We are now 21 months on from the EU referendum and 12 months from when Theresa May handed in the Article 50 notification. The UK and EU have just agreed a transition arrangement so that we can leave the EU without crashing out, but this means that we will formally leave the EU long before anyone knows just how good or bad the final deal will be.
I’ve found it difficult to put into words exactly what I think about Brexit. Might sound funny given that I have a blog, but I always feel that I need ALL THE FACTS before I can express a view.
Anyway, this weekend I attended a rally, part of a weekend of events, hosted by North East for Europe. I would have attended the Leeds March for Europe as well, but I’m not that organised and basically I’d forgotten that we’re in March now, not February.
One of the speakers at the rally made the point that we need to talk to each other about Brexit. It’s no good just shouting out of our bubbles. So here’s me not ranting, just pointing out exactly why, as we were encouraged to chant at the rally, Brexit is Bollocks.
That bus. There simply is not going to be £350 million a week that we can spend on the NHS. Even if the Government wanted to give it to the NHS, leaving the EU was always going to make us worse off, not better off.
Keeping the immigrants out. Even if we were under siege from hordes of EU immigrants (which we’re not), leaving the EU only stops those pesky Europeans, while trade deals further afield are likely to lead to increased immigration from other countries. Immigrants are generally good for our country. They come for the work (you know, all those jobs us Brits don’t want to do), and oh yes, it’s a two way street.
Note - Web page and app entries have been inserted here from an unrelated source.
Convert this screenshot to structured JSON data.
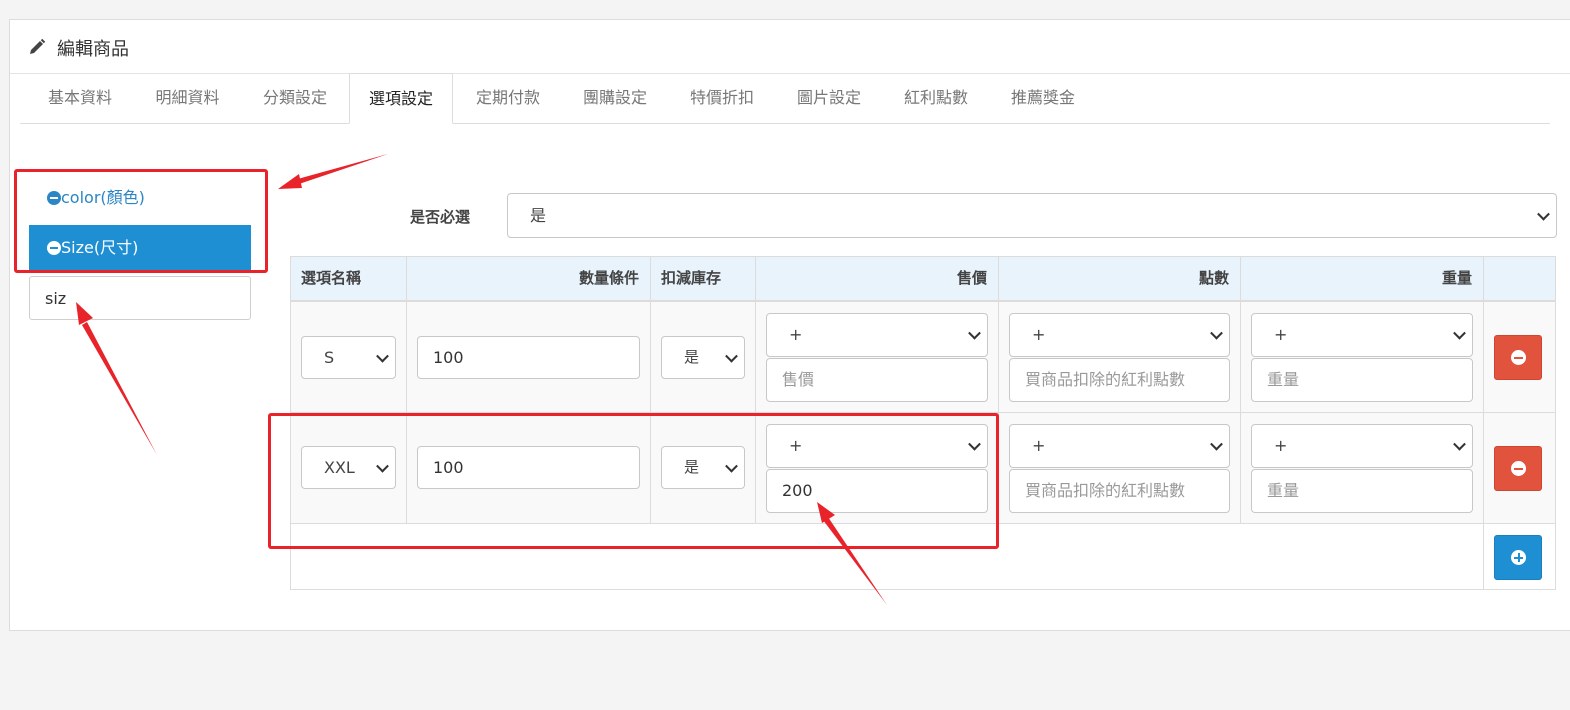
{
  "header": {
    "title": "編輯商品",
    "icon": "pencil-icon"
  },
  "tabs": [
    {
      "label": "基本資料",
      "active": false
    },
    {
      "label": "明細資料",
      "active": false
    },
    {
      "label": "分類設定",
      "active": false
    },
    {
      "label": "選項設定",
      "active": true
    },
    {
      "label": "定期付款",
      "active": false
    },
    {
      "label": "團購設定",
      "active": false
    },
    {
      "label": "特價折扣",
      "active": false
    },
    {
      "label": "圖片設定",
      "active": false
    },
    {
      "label": "紅利點數",
      "active": false
    },
    {
      "label": "推薦獎金",
      "active": false
    }
  ],
  "sidebar": {
    "items": [
      {
        "label": "color(顏色)",
        "selected": false,
        "icon": "minus-circle-icon"
      },
      {
        "label": "Size(尺寸)",
        "selected": true,
        "icon": "minus-circle-icon"
      }
    ],
    "new_option_input": "siz"
  },
  "required": {
    "label": "是否必選",
    "value": "是"
  },
  "table": {
    "headers": [
      "選項名稱",
      "數量條件",
      "扣減庫存",
      "售價",
      "點數",
      "重量"
    ],
    "rows": [
      {
        "name": "S",
        "quantity": "100",
        "deduct": "是",
        "price_sign": "+",
        "price": "",
        "price_placeholder": "售價",
        "points_sign": "+",
        "points": "",
        "points_placeholder": "買商品扣除的紅利點數",
        "weight_sign": "+",
        "weight": "",
        "weight_placeholder": "重量"
      },
      {
        "name": "XXL",
        "quantity": "100",
        "deduct": "是",
        "price_sign": "+",
        "price": "200",
        "price_placeholder": "售價",
        "points_sign": "+",
        "points": "",
        "points_placeholder": "買商品扣除的紅利點數",
        "weight_sign": "+",
        "weight": "",
        "weight_placeholder": "重量"
      }
    ]
  },
  "colors": {
    "primary": "#1f8fd3",
    "danger": "#e2533e",
    "header_bg": "#e8f3fc",
    "annotation": "#e8232a"
  }
}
We can live and work anywhere in the EU whenever it takes our fancy. But not for much longer.
In order to keep the immigrants out, we need border checks. That means delays at ports, and a border across Ireland. No border in Ireland leaves a route open for illegal immigrants to cross. A border across Ireland potentially starts the bombing again. I’m struggling to see any benefits here.
Better together. I’m betting that we’re going to find out pretty quickly that we’re only a small island, and are more prosperous as part of a larger community. Farmers need EU exports and EU labour. Fishermen are currently being shafted in EU trade negotiations and will lose access to wider EU fisheries post-Brexit. Science and medicine will suffer with a funding and brain drain. UK-based companies are already leaving. Politically we will be much smaller. The world is full of bullies, and by leaving the EU we lose our big buddy and gain another bully looking to beat us up.
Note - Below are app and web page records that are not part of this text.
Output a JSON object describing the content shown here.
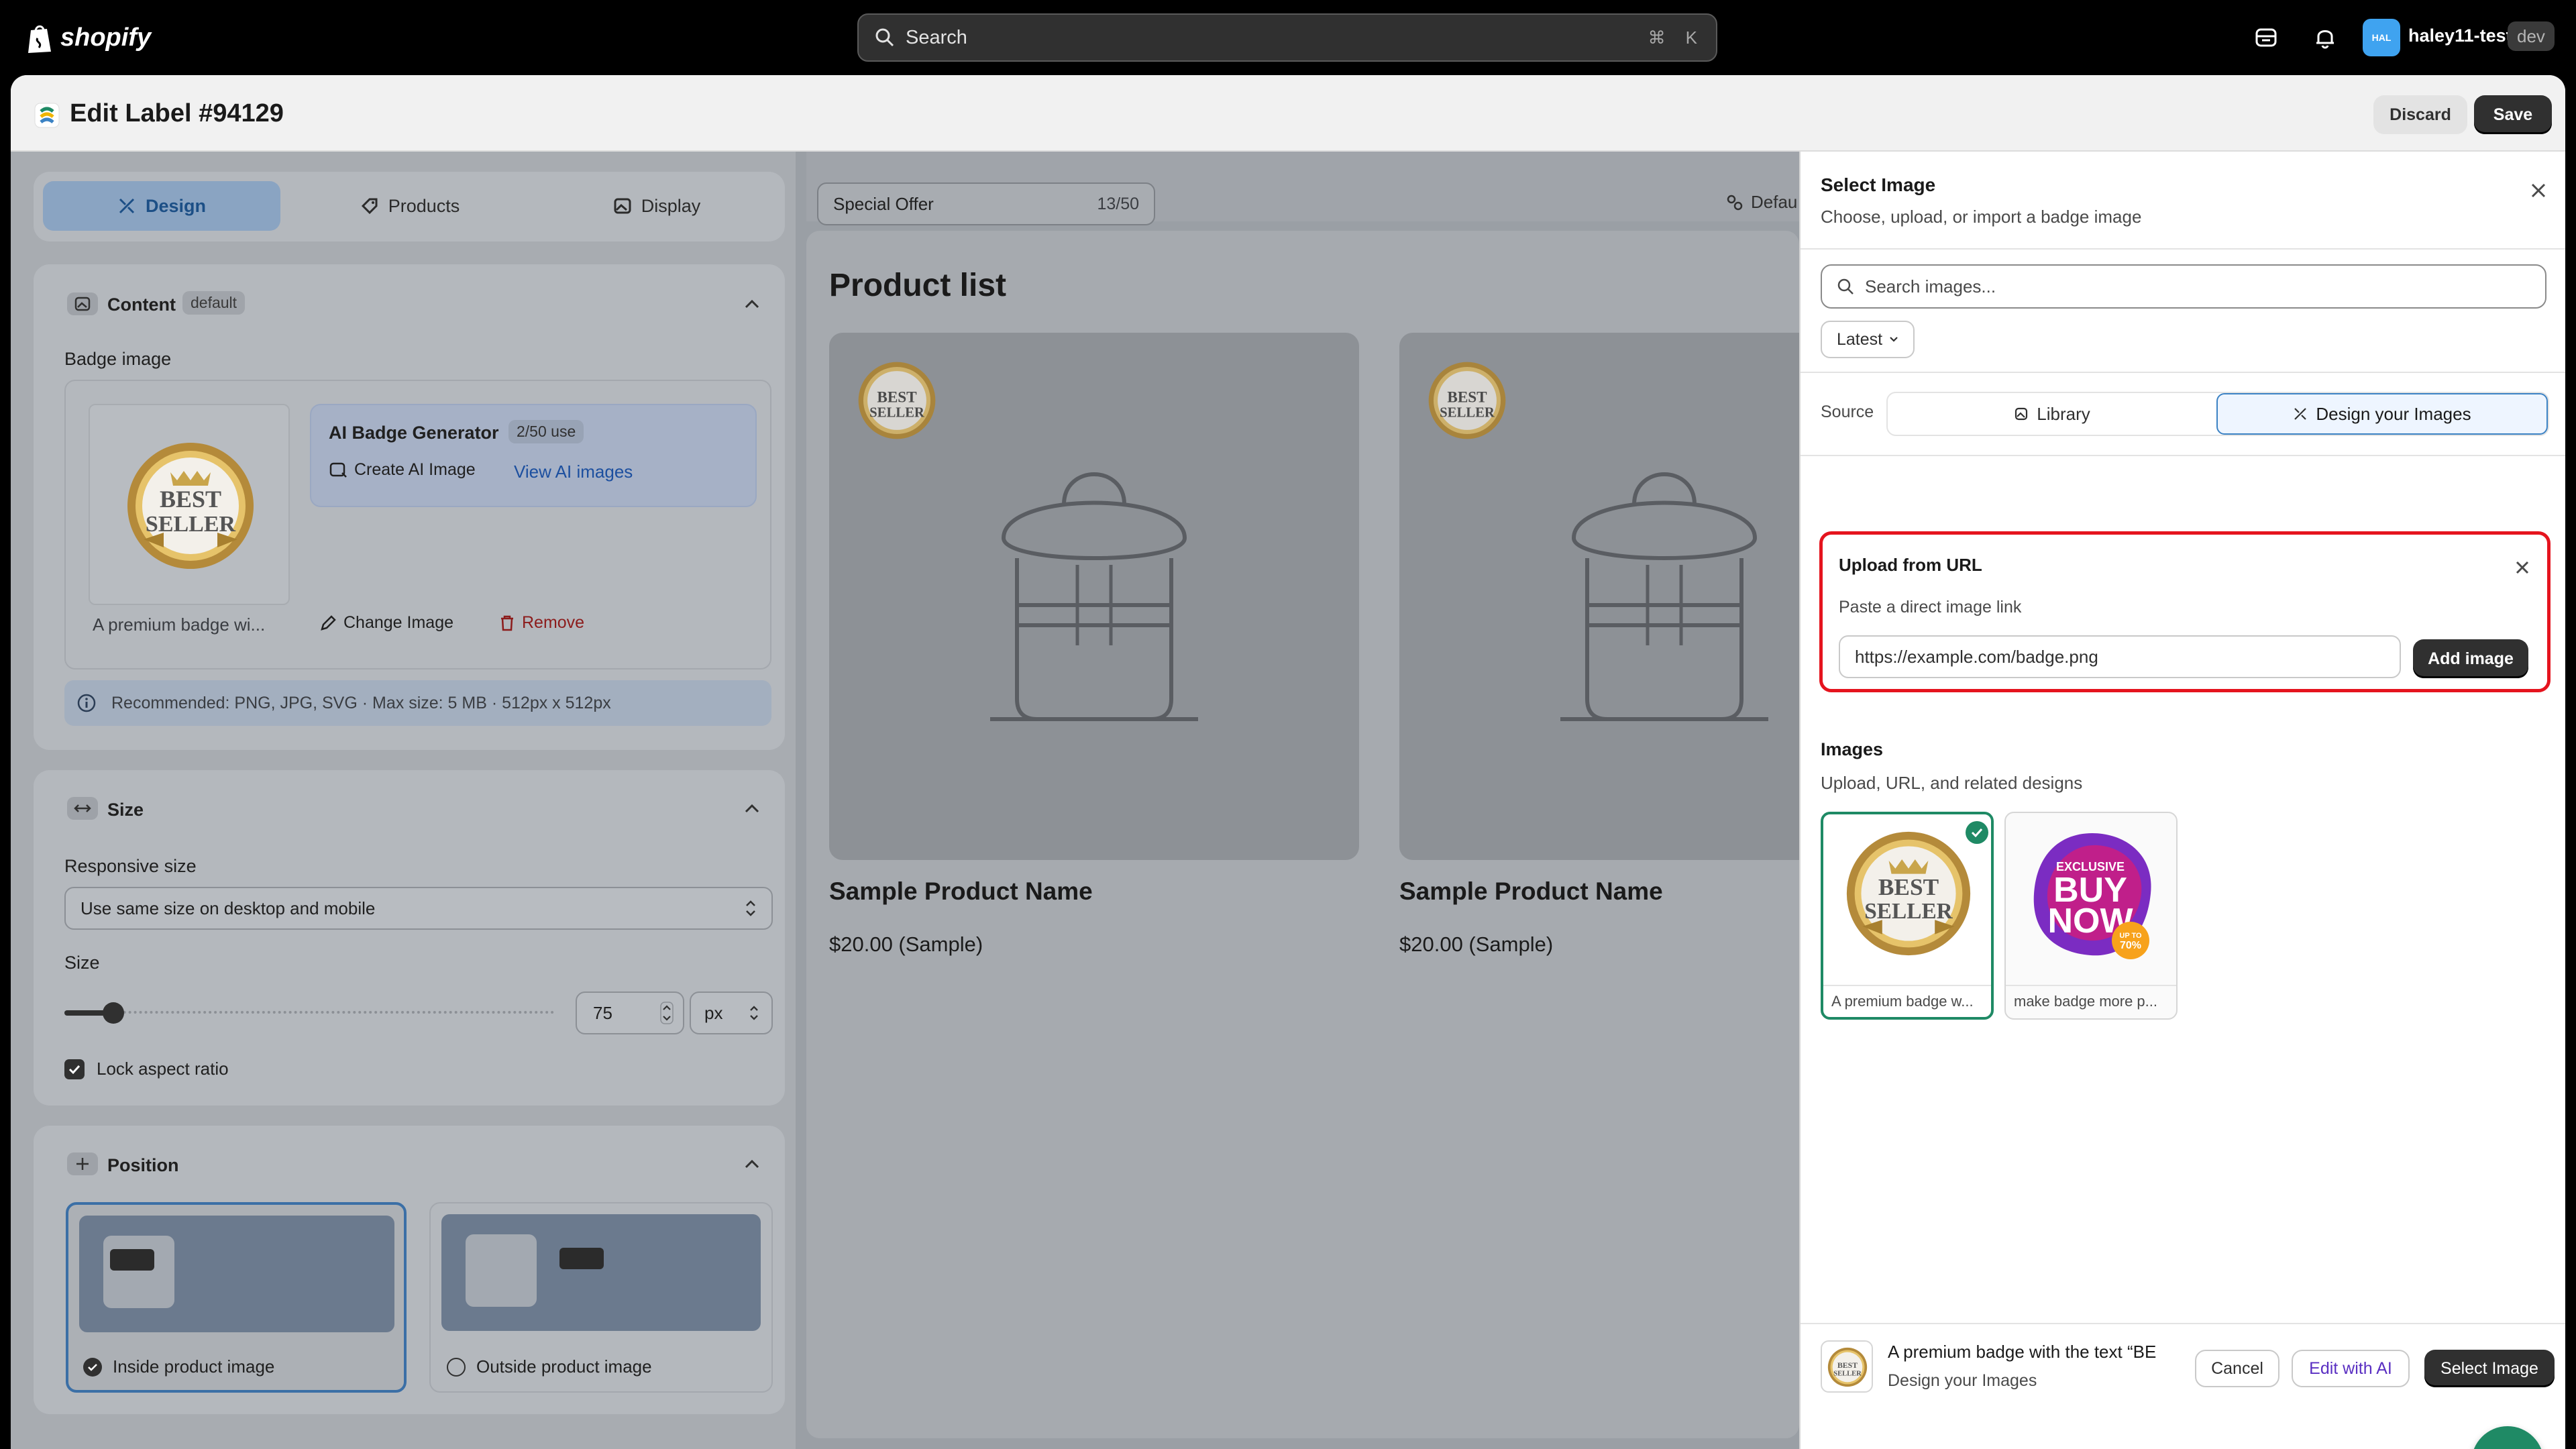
{
  "topbar": {
    "brand": "shopify",
    "search_placeholder": "Search",
    "shortcut_cmd": "⌘",
    "shortcut_key": "K",
    "avatar_initials": "HAL",
    "username": "haley11-test",
    "env_tag": "dev"
  },
  "header": {
    "title": "Edit Label #94129",
    "discard": "Discard",
    "save": "Save"
  },
  "tabs": [
    {
      "label": "Design"
    },
    {
      "label": "Products"
    },
    {
      "label": "Display"
    }
  ],
  "content": {
    "title": "Content",
    "tag": "default",
    "badge_image_label": "Badge image",
    "badge_caption": "A premium badge wi...",
    "ai_title": "AI Badge Generator",
    "ai_usage": "2/50 use",
    "create_ai": "Create AI Image",
    "view_ai": "View AI images",
    "change_image": "Change Image",
    "remove": "Remove",
    "recommend": "Recommended: PNG, JPG, SVG · Max size: 5 MB · 512px x 512px"
  },
  "size": {
    "title": "Size",
    "responsive_label": "Responsive size",
    "responsive_value": "Use same size on desktop and mobile",
    "size_label": "Size",
    "size_value": "75",
    "unit": "px",
    "slider_fraction": 0.1,
    "lock_label": "Lock aspect ratio"
  },
  "position": {
    "title": "Position",
    "inside": "Inside product image",
    "outside": "Outside product image"
  },
  "preview": {
    "label_text": "Special Offer",
    "label_count": "13/50",
    "default_btn": "Defau",
    "list_title": "Product list",
    "products": [
      {
        "name": "Sample Product Name",
        "price": "$20.00 (Sample)"
      },
      {
        "name": "Sample Product Name",
        "price": "$20.00 (Sample)"
      }
    ]
  },
  "picker": {
    "title": "Select Image",
    "subtitle": "Choose, upload, or import a badge image",
    "search_placeholder": "Search images...",
    "sort": "Latest",
    "source_label": "Source",
    "source_library": "Library",
    "source_design": "Design your Images",
    "url_title": "Upload from URL",
    "url_help": "Paste a direct image link",
    "url_value": "https://example.com/badge.png",
    "add_image": "Add image",
    "images_title": "Images",
    "images_sub": "Upload, URL, and related designs",
    "images": [
      {
        "caption": "A premium badge w..."
      },
      {
        "caption": "make badge more p..."
      }
    ],
    "footer_title": "A premium badge with the text “BE",
    "footer_sub": "Design your Images",
    "cancel": "Cancel",
    "edit_ai": "Edit with AI",
    "select": "Select Image"
  },
  "badges": {
    "best_line1": "BEST",
    "best_line2": "SELLER",
    "buy_small": "EXCLUSIVE",
    "buy_line1": "BUY",
    "buy_line2": "NOW",
    "buy_sticker1": "UP TO",
    "buy_sticker2": "70%"
  },
  "colors": {
    "accent_blue": "#3b82c4",
    "highlight_red": "#e5141e",
    "success_green": "#1f8a65",
    "chat_green": "#1f8a65"
  }
}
Parliamentary sovereignty. This one seems to really rile a certain kind of Europhobe. Unfortunately, our politicians are so desperate to be seen to ‘honour the results of the referendum’ that they are happy to sign over this sacred sovereignty (while claiming that this is exactly why we must leave the EU), accede to anything our minority government wishes, and are just generally not to be trusted. Goodbye human rights, goodbye NHS, goodbye animal welfare standards, goodbye environmental protection. We have no idea how much the EU protects us from bad government. By the time we realise it will be way too late.
So, how’s that for a not-too-ranty expression of my point of view?
Bollocks to Brexit.
Photos from the Newcastle rally, Sunday 25 March 2018.